Powers Jonathan Children 1920

left to right standing: Susan Dow (Powers) Heath, Daniel Heath Powers, Mary Ann (Powers) Filley, seated: William Thompson Powers, Deborah Ball (Powers) Currier, Ebenezer Kendall Powers, Jonathan Powers

 

Welcome to my Web Blog; Powers Behind Grand Rapids. This is my first attempt to share some of materials I have gathered over the years on the early history of Grand Rapids, Michigan and the Powers and Ball families. They originally came from New Hampshire, having spent the better part of ten years in Lansingburgh and Troy, New York before arriving in Grand Rapids. This is the story behind John Ball and his extended family that settled the Grand River Valley. Remnants of the family are still present nearly 170 years later.

Some of the Powers and Ball descendants include; Winslow, Currier, Chaffee, Pipp, Poisson, Putnam, DiPiazza, Webster, Heath…

In addition I’m hoping to share about those friends of the family that have influenced us and the world.

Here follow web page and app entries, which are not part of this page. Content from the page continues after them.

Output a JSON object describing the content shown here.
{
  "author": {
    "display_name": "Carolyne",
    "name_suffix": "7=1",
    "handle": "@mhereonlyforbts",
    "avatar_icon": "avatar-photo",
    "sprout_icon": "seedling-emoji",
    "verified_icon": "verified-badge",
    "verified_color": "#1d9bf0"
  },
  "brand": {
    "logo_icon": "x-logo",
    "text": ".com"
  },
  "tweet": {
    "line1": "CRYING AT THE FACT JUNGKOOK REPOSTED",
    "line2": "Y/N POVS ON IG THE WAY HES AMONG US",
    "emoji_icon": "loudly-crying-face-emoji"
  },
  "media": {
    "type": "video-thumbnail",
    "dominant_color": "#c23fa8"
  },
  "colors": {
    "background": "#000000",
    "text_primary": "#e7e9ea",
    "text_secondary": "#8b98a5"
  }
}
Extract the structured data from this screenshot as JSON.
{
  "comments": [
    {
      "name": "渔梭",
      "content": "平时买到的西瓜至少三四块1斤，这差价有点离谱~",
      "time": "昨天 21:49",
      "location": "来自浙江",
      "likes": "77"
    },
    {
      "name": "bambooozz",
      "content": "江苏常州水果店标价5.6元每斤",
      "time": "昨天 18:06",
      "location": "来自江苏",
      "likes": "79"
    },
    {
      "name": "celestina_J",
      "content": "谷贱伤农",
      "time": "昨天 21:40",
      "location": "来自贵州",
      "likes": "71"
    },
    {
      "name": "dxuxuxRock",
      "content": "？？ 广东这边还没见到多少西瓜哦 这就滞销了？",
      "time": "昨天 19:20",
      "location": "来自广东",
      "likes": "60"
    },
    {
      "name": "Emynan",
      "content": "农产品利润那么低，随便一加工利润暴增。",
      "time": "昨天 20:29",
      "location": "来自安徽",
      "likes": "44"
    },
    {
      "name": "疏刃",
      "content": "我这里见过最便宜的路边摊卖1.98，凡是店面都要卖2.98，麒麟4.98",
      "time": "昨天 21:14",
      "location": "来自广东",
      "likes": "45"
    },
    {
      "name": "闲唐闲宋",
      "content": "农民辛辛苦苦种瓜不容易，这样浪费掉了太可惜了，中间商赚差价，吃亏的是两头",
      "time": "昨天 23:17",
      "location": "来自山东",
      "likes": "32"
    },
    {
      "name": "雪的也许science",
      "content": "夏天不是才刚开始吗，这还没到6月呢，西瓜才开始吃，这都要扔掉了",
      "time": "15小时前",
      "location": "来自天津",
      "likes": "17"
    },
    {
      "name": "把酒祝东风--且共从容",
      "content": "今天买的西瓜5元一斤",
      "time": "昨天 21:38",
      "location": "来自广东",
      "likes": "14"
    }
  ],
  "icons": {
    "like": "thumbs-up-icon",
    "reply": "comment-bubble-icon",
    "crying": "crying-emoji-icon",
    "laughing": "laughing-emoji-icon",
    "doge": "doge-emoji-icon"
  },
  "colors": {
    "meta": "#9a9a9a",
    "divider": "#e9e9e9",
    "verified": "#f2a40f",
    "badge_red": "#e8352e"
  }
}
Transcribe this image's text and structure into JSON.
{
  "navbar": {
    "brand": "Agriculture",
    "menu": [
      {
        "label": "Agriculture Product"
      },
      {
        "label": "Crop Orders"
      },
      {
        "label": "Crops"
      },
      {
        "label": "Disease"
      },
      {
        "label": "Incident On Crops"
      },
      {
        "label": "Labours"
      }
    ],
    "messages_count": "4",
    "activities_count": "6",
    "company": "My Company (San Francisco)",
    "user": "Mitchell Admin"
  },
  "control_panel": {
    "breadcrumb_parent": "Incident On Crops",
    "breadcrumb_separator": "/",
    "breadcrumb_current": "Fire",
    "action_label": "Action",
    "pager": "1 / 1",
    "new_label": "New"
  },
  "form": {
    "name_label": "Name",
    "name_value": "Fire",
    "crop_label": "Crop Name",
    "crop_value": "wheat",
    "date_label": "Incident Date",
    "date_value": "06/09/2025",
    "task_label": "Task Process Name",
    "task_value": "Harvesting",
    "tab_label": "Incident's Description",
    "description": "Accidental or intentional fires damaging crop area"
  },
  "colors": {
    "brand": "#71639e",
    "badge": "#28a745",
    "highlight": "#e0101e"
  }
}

Some of those are; Margaret and Maude Fealy, former President Gerald R. and First Lady Betty Ford, Spencer Tracy, Dean Jagger, Selena Royle…

Thank you for visiting. Enjoy.